▶ **Brief**
Check each line of the material below, and copy it if it holds the string "date".

[Opening Provided records section]

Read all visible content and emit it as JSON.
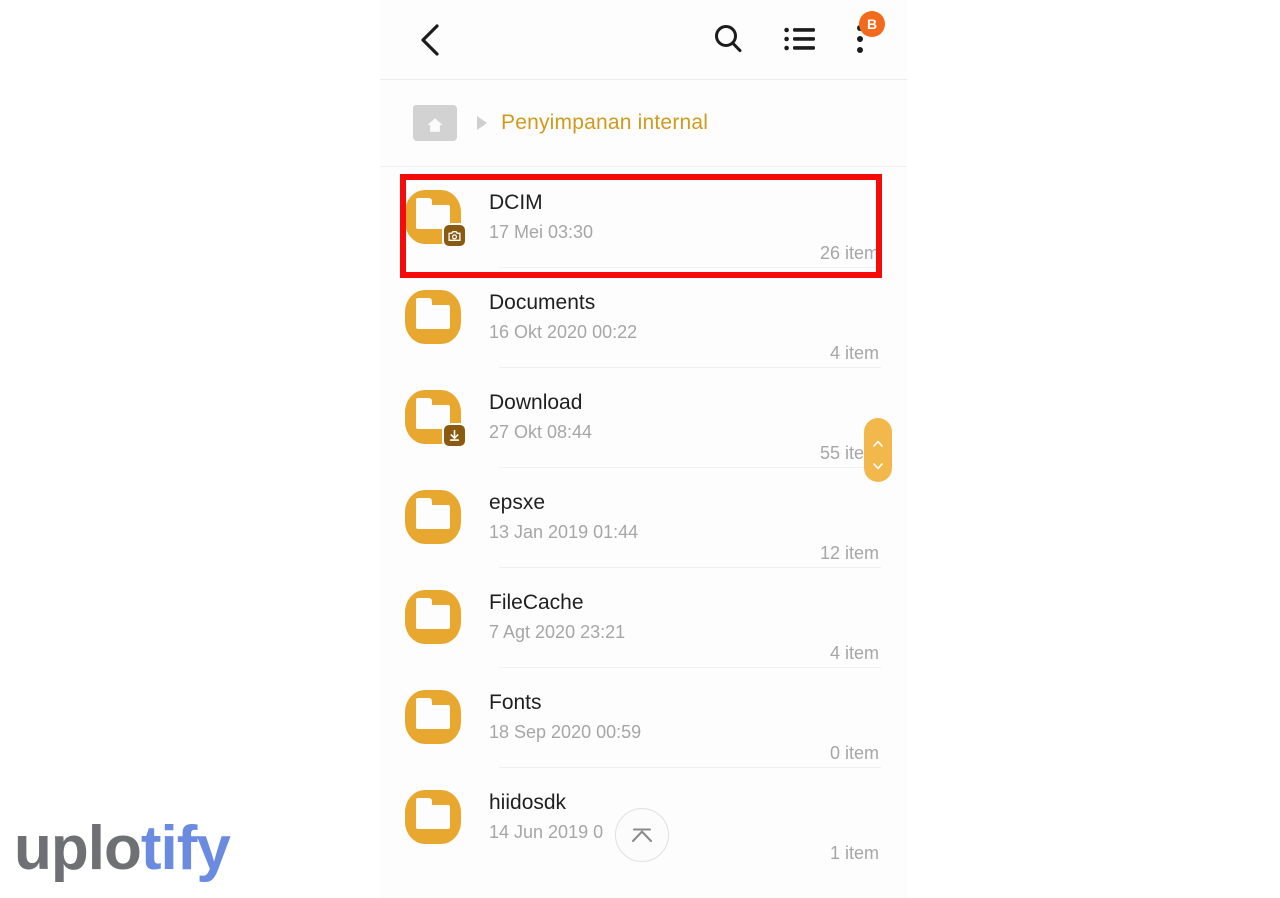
{
  "appbar": {
    "back_icon": "chevron-left-icon",
    "search_icon": "search-icon",
    "listview_icon": "list-view-icon",
    "overflow_icon": "more-vertical-icon",
    "badge_label": "B",
    "badge_color": "#f26b1d"
  },
  "breadcrumb": {
    "home_icon": "folder-home-icon",
    "separator_icon": "triangle-right-icon",
    "path_label": "Penyimpanan internal",
    "path_color": "#d09a1c"
  },
  "list": {
    "rows": [
      {
        "name": "DCIM",
        "date": "17 Mei 03:30",
        "count": "26 item",
        "icon": "folder-camera-icon",
        "badge": "camera",
        "highlighted": true
      },
      {
        "name": "Documents",
        "date": "16 Okt 2020 00:22",
        "count": "4 item",
        "icon": "folder-icon",
        "badge": "none",
        "highlighted": false
      },
      {
        "name": "Download",
        "date": "27 Okt 08:44",
        "count": "55 item",
        "icon": "folder-download-icon",
        "badge": "download",
        "highlighted": false
      },
      {
        "name": "epsxe",
        "date": "13 Jan 2019 01:44",
        "count": "12 item",
        "icon": "folder-icon",
        "badge": "none",
        "highlighted": false
      },
      {
        "name": "FileCache",
        "date": "7 Agt 2020 23:21",
        "count": "4 item",
        "icon": "folder-icon",
        "badge": "none",
        "highlighted": false
      },
      {
        "name": "Fonts",
        "date": "18 Sep 2020 00:59",
        "count": "0 item",
        "icon": "folder-icon",
        "badge": "none",
        "highlighted": false
      },
      {
        "name": "hiidosdk",
        "date": "14 Jun 2019 0",
        "count": "1 item",
        "icon": "folder-icon",
        "badge": "none",
        "highlighted": false
      }
    ]
  },
  "scrollbar": {
    "up_icon": "chevron-up-icon",
    "down_icon": "chevron-down-icon",
    "thumb_color": "#f2b84b"
  },
  "scroll_to_top": {
    "icon": "scroll-to-top-icon"
  },
  "highlight": {
    "color": "#f60b0b"
  },
  "watermark": {
    "part_a": "uplo",
    "part_b": "tify",
    "color_a": "#6f7073",
    "color_b": "#6b8be0"
  }
}
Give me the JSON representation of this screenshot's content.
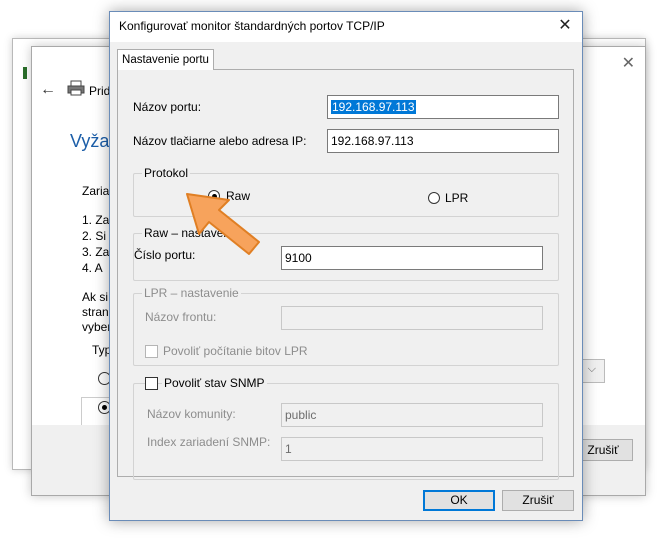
{
  "background": {
    "window_title": "Prid",
    "heading": "Vyžad",
    "intro": "Zaria",
    "steps": [
      "1. Za",
      "2. Si",
      "3. Za",
      "4. A"
    ],
    "paragraph": [
      "Ak si",
      "stran",
      "vyber"
    ],
    "group_label": "Typ",
    "cancel_label": "Zrušiť"
  },
  "dialog": {
    "title": "Konfigurovať monitor štandardných portov TCP/IP",
    "tab_label": "Nastavenie portu",
    "port_name_label": "Názov portu:",
    "port_name_value": "192.168.97.113",
    "printer_addr_label": "Názov tlačiarne alebo adresa IP:",
    "printer_addr_value": "192.168.97.113",
    "protocol": {
      "legend": "Protokol",
      "raw_label": "Raw",
      "lpr_label": "LPR",
      "selected": "Raw"
    },
    "raw_settings": {
      "legend": "Raw – nastavenie",
      "port_number_label": "Číslo portu:",
      "port_number_value": "9100"
    },
    "lpr_settings": {
      "legend": "LPR – nastavenie",
      "queue_name_label": "Názov frontu:",
      "queue_name_value": "",
      "byte_count_label": "Povoliť počítanie bitov LPR"
    },
    "snmp": {
      "legend": "Povoliť stav SNMP",
      "community_label": "Názov komunity:",
      "community_value": "public",
      "device_index_label": "Index zariadení SNMP:",
      "device_index_value": "1"
    },
    "ok_label": "OK",
    "cancel_label": "Zrušiť"
  },
  "colors": {
    "accent": "#0078d7",
    "heading_blue": "#1c5ea8",
    "pointer_orange": "#f7a35c"
  }
}
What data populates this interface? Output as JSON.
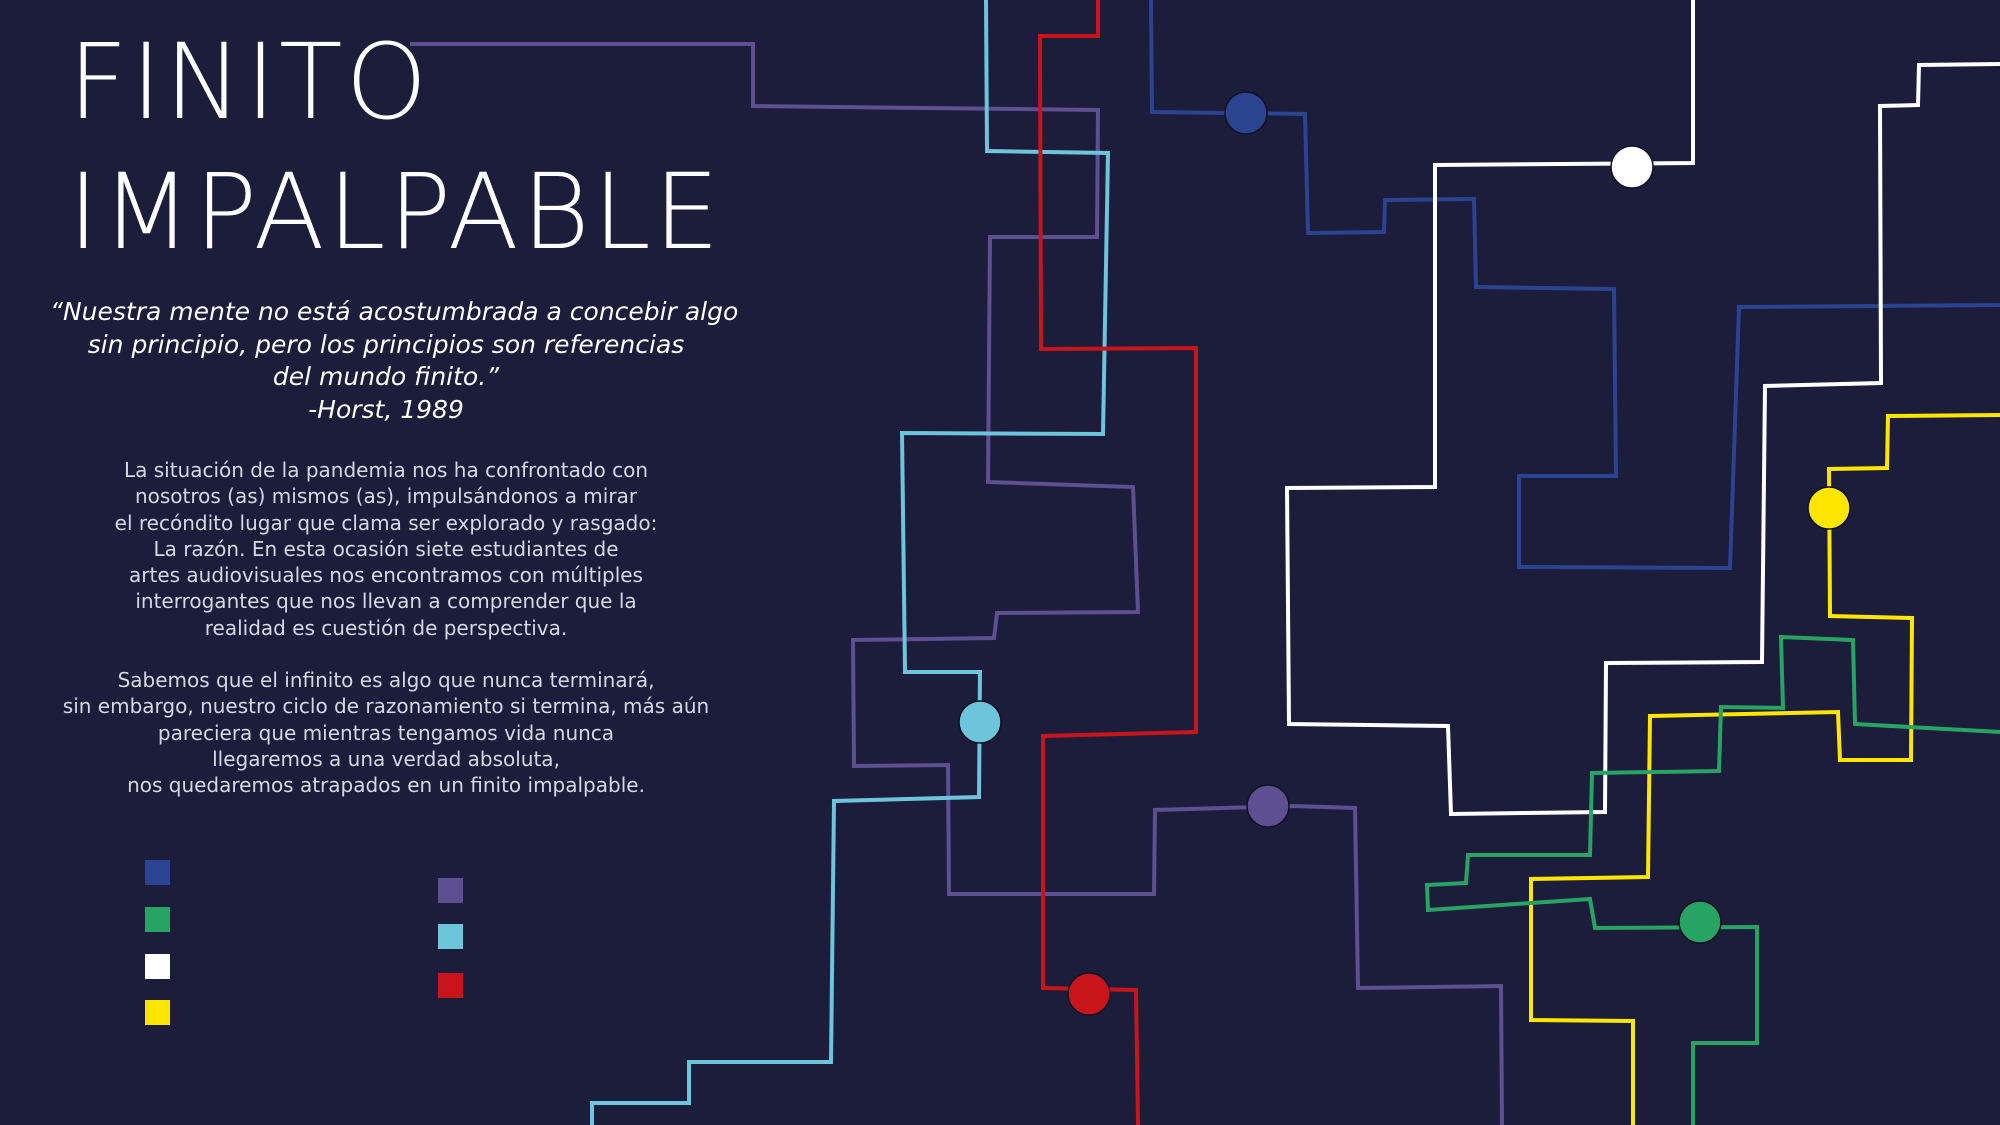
{
  "title": {
    "line1": "FINITO",
    "line2": "IMPALPABLE"
  },
  "quote": {
    "lines": [
      "“Nuestra mente no está acostumbrada a concebir algo",
      "sin principio, pero los principios son referencias",
      "del mundo finito.”",
      "-Horst, 1989"
    ]
  },
  "paragraphs": [
    [
      "La situación de la pandemia nos ha confrontado con",
      "nosotros (as) mismos (as), impulsándonos a mirar",
      "el recóndito lugar que clama ser explorado y rasgado:",
      "La razón. En esta ocasión siete estudiantes de",
      "artes audiovisuales nos encontramos con múltiples",
      "interrogantes que nos llevan a comprender que la",
      "realidad es cuestión de perspectiva."
    ],
    [
      "Sabemos que el infinito es algo que nunca terminará,",
      "sin embargo, nuestro ciclo de razonamiento si termina, más aún",
      "pareciera que mientras tengamos vida nunca",
      "llegaremos a una verdad absoluta,",
      "nos quedaremos atrapados en un finito impalpable."
    ]
  ],
  "colors": {
    "background": "#1c1c3b",
    "purple": "#5d4f92",
    "cyan": "#6cc5db",
    "red": "#c8151b",
    "blue": "#2b4492",
    "white": "#ffffff",
    "yellow": "#ffe600",
    "green": "#27a463"
  },
  "legend_swatches": {
    "left": [
      "blue",
      "green",
      "white",
      "yellow"
    ],
    "right": [
      "purple",
      "cyan",
      "red"
    ]
  }
}
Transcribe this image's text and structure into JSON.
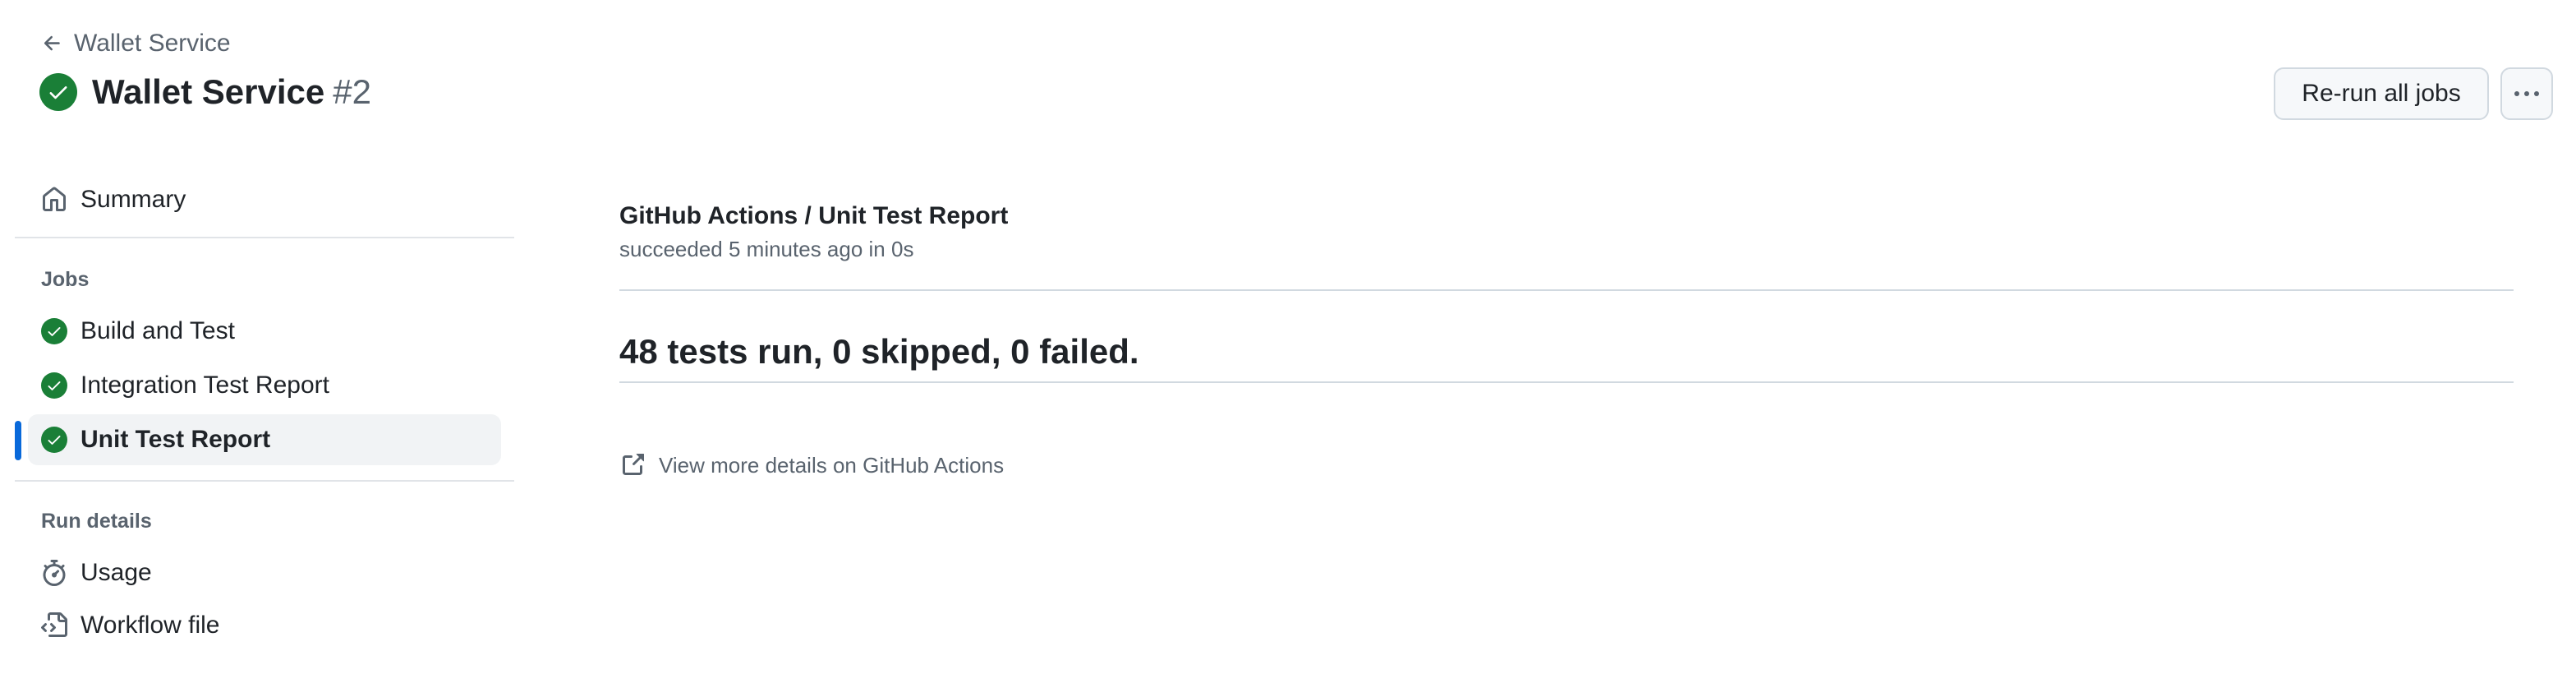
{
  "header": {
    "back_label": "Wallet Service",
    "title": "Wallet Service",
    "run_number": "#2",
    "rerun_label": "Re-run all jobs"
  },
  "sidebar": {
    "summary_label": "Summary",
    "jobs_heading": "Jobs",
    "jobs": [
      {
        "label": "Build and Test",
        "status": "success"
      },
      {
        "label": "Integration Test Report",
        "status": "success"
      },
      {
        "label": "Unit Test Report",
        "status": "success",
        "selected": true
      }
    ],
    "run_details_heading": "Run details",
    "run_details": [
      {
        "label": "Usage",
        "icon": "stopwatch-icon"
      },
      {
        "label": "Workflow file",
        "icon": "file-code-icon"
      }
    ]
  },
  "main": {
    "job_title": "GitHub Actions / Unit Test Report",
    "job_meta": "succeeded 5 minutes ago in 0s",
    "summary": "48 tests run, 0 skipped, 0 failed.",
    "details_link": "View more details on GitHub Actions"
  },
  "colors": {
    "success": "#1a7f37",
    "accent": "#0969da",
    "muted": "#59636e"
  }
}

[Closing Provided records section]

▶ **Written solution**
        "date": "17 Mei 03:30",
        "date": "16 Okt 2020 00:22",
        "date": "27 Okt 08:44",
        "date": "13 Jan 2019 01:44",
        "date": "7 Agt 2020 23:21",
        "date": "18 Sep 2020 00:59",
        "date": "14 Jun 2019 0",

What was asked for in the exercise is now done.